## PROVIDED ENTRIES
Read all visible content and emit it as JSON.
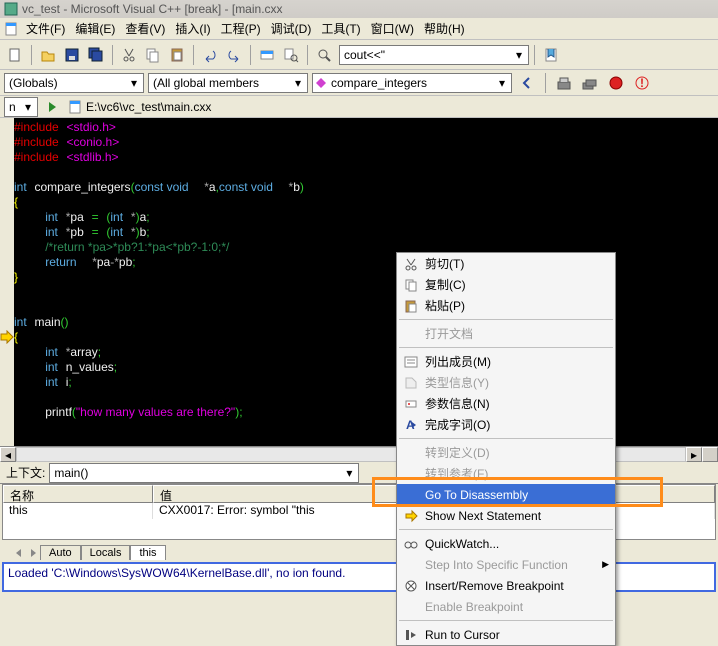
{
  "title": "vc_test - Microsoft Visual C++ [break] - [main.cxx",
  "menu": [
    "文件(F)",
    "编辑(E)",
    "查看(V)",
    "插入(I)",
    "工程(P)",
    "调试(D)",
    "工具(T)",
    "窗口(W)",
    "帮助(H)"
  ],
  "combo_find": "cout<<\"",
  "scope1": "(Globals)",
  "scope2": "(All global members",
  "scope3": "compare_integers",
  "path_nav": "n",
  "path": "E:\\vc6\\vc_test\\main.cxx",
  "gutter_arrow_line": 15,
  "code_html": "<span class='kw-pre'>#include</span> <span class='kw-inc'>&lt;stdio.h&gt;</span>\n<span class='kw-pre'>#include</span> <span class='kw-inc'>&lt;conio.h&gt;</span>\n<span class='kw-pre'>#include</span> <span class='kw-inc'>&lt;stdlib.h&gt;</span>\n\n<span class='kw-blue'>int</span> <span class='kw-name'>compare_integers</span><span class='kw-paren'>(</span><span class='kw-blue'>const void</span>  <span class='kw-star'>*</span><span class='kw-name'>a</span><span class='kw-punc'>,</span><span class='kw-blue'>const void</span>  <span class='kw-star'>*</span><span class='kw-name'>b</span><span class='kw-paren'>)</span>\n<span class='kw-yellow'>{</span>\n    <span class='kw-blue'>int</span> <span class='kw-star'>*</span><span class='kw-name'>pa</span> <span class='kw-punc'>=</span> <span class='kw-paren'>(</span><span class='kw-blue'>int</span> <span class='kw-star'>*</span><span class='kw-paren'>)</span><span class='kw-name'>a</span><span class='kw-punc'>;</span>\n    <span class='kw-blue'>int</span> <span class='kw-star'>*</span><span class='kw-name'>pb</span> <span class='kw-punc'>=</span> <span class='kw-paren'>(</span><span class='kw-blue'>int</span> <span class='kw-star'>*</span><span class='kw-paren'>)</span><span class='kw-name'>b</span><span class='kw-punc'>;</span>\n    <span class='kw-cmt'>/*return *pa&gt;*pb?1:*pa&lt;*pb?-1:0;*/</span>\n    <span class='kw-blue'>return</span>  <span class='kw-star'>*</span><span class='kw-name'>pa</span><span class='kw-star'>-*</span><span class='kw-name'>pb</span><span class='kw-punc'>;</span>\n<span class='kw-yellow'>}</span>\n\n\n<span class='kw-blue'>int</span> <span class='kw-name'>main</span><span class='kw-paren'>()</span>\n<span class='kw-yellow'>{</span>\n    <span class='kw-blue'>int</span> <span class='kw-star'>*</span><span class='kw-name'>array</span><span class='kw-punc'>;</span>\n    <span class='kw-blue'>int</span> <span class='kw-name'>n_values</span><span class='kw-punc'>;</span>\n    <span class='kw-blue'>int</span> <span class='kw-name'>i</span><span class='kw-punc'>;</span>\n\n    <span class='kw-name'>printf</span><span class='kw-paren'>(</span><span class='kw-str'>\"how many values are there?\"</span><span class='kw-paren'>)</span><span class='kw-punc'>;</span>",
  "watch": {
    "context_label": "上下文:",
    "context_value": "main()",
    "col_name": "名称",
    "col_value": "值",
    "row_name": "this",
    "row_value": "CXX0017: Error: symbol \"this",
    "tabs": [
      "Auto",
      "Locals",
      "this"
    ]
  },
  "output": "Loaded 'C:\\Windows\\SysWOW64\\KernelBase.dll', no                         ion found.",
  "ctx": {
    "cut": "剪切(T)",
    "copy": "复制(C)",
    "paste": "粘贴(P)",
    "opendoc": "打开文档",
    "listmembers": "列出成员(M)",
    "typeinfo": "类型信息(Y)",
    "paraminfo": "参数信息(N)",
    "complete": "完成字词(O)",
    "gotodef": "转到定义(D)",
    "gotoref": "转到参考(F)",
    "gotodisasm": "Go To Disassembly",
    "shownext": "Show Next Statement",
    "quickwatch": "QuickWatch...",
    "stepinto": "Step Into Specific Function",
    "insrembreak": "Insert/Remove Breakpoint",
    "enablebreak": "Enable Breakpoint",
    "runtocursor": "Run to Cursor"
  }
}
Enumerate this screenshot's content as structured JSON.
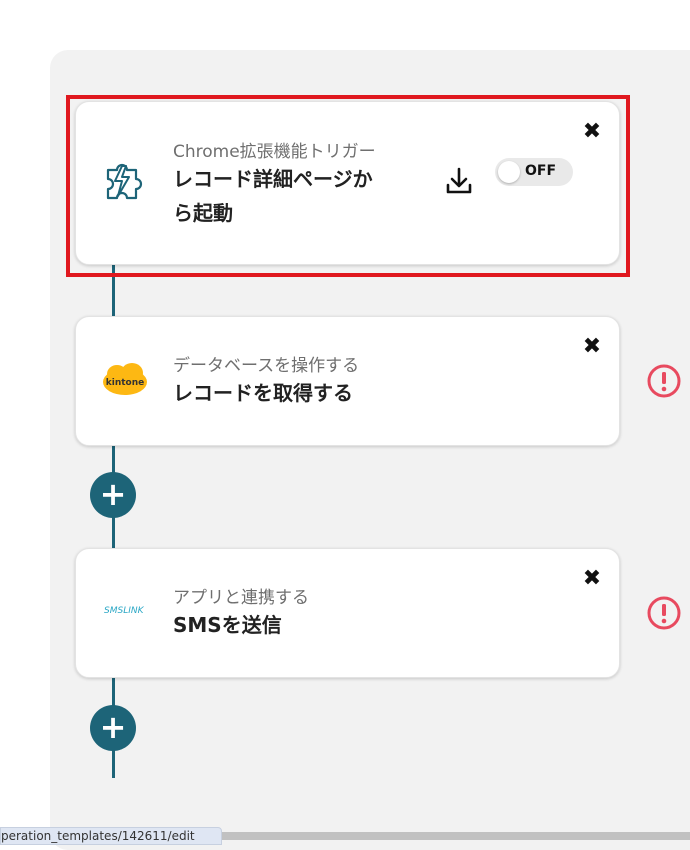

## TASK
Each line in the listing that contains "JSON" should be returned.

## EXERCISE RESPONSE
Read all visible content and emit it as JSON.
Enumerate this screenshot's content as structured JSON.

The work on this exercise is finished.